“The Iranian regime supports terrorism and exports violence, bloodshed, and chaos across the Middle East,” Trump said last year. “That is why we must put an end to Iran's continued aggression and nuclear ambitions. They have not lived up to the spirit of their agreement.”
Trump has also displayed an irrational loathing for his predecessor, and has proved determined to dismantle any legislation or agreement put in place by Barack Obama, regardless of the consequences.
What will Trump do?
Under the current system, Trump has to recertify the deal every 90 days. Until now, he has gone against his gut and signed, but in recent months the president has replaced a relatively moderate foreign policy team with Secretary of State Mike Pompeo and National Security Adviser John Bolton — both Iran hawks.
Trump is expected to cancel the waivers on at least some of the sanctions lifted by the agreement Tuesday, according to sources speaking to the Washington Post.
Sanctions Trump could restart include a raft of measures first imposed by Congress in 2012 that require other countries to reduce Iranian oil imports or risk U.S. censure on their banks.
Trump could impose more stringent measures in July when another basket of sanction waivers are up for renewal, many that focus on around 400 specific Iranian companies, individuals and business sectors.

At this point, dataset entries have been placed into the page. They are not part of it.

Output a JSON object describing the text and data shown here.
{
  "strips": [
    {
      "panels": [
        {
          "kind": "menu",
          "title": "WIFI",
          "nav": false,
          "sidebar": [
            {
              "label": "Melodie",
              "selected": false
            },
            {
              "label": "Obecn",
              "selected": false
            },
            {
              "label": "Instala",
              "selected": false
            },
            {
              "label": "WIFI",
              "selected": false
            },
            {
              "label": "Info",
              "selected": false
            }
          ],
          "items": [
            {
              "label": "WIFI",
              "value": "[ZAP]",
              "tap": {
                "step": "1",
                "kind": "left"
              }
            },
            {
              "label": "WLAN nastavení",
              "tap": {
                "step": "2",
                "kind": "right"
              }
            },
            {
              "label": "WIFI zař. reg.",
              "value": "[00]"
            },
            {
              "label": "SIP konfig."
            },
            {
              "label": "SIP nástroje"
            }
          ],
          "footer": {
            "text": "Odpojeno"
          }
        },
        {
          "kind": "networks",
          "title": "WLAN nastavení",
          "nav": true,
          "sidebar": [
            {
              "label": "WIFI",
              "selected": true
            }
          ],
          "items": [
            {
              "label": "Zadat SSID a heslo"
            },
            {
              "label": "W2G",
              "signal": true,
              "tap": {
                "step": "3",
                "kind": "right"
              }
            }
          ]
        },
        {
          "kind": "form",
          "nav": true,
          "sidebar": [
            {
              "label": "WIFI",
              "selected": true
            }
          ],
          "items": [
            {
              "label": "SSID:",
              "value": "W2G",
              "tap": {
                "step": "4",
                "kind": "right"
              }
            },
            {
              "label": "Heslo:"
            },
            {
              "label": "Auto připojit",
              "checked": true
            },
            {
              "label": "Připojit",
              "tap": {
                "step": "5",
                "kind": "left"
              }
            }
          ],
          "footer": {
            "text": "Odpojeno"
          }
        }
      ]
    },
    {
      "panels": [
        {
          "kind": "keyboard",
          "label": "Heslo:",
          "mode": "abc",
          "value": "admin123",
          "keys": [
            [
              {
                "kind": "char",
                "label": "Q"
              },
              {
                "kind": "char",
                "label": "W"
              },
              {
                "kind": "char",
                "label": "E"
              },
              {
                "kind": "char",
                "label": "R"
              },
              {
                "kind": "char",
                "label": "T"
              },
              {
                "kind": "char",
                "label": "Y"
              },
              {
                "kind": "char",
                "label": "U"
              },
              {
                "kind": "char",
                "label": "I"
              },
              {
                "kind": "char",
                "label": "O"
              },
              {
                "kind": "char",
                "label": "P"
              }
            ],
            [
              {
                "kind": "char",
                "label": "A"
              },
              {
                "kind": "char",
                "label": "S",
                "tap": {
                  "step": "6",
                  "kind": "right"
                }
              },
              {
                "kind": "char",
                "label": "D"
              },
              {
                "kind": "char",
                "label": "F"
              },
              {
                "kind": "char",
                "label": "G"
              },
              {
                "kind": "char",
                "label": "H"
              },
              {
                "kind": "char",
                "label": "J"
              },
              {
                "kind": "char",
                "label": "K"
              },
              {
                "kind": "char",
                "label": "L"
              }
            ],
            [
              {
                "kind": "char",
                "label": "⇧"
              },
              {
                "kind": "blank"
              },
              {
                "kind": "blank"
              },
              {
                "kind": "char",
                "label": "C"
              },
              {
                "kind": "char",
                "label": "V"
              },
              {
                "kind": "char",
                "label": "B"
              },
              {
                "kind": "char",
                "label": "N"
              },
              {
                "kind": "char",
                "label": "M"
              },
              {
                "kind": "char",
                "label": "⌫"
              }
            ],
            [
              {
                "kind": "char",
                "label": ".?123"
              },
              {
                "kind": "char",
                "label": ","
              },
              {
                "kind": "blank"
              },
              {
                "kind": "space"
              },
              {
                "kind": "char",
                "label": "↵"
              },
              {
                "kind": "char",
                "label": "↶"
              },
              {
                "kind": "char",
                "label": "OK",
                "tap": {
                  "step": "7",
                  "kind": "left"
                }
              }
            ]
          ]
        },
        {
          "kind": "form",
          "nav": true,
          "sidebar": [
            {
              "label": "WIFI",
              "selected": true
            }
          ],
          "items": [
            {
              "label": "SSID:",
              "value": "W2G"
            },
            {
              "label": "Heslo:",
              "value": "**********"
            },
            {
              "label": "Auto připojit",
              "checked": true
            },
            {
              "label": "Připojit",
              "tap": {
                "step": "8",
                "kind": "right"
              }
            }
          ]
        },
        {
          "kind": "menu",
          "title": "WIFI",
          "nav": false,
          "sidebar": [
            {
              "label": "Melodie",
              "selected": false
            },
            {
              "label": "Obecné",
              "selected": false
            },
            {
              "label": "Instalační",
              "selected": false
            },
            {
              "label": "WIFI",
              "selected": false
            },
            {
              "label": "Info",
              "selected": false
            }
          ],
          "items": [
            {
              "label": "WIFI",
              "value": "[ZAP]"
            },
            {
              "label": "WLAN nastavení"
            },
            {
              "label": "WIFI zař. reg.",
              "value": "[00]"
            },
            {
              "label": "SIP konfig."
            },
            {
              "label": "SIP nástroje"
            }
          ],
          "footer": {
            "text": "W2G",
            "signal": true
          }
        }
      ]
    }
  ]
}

Cover image: Donald Trump speaks to members of the media prior to his departure from the White House May 4, 2018 in Washington, DC. (Alex Wong/Getty Images)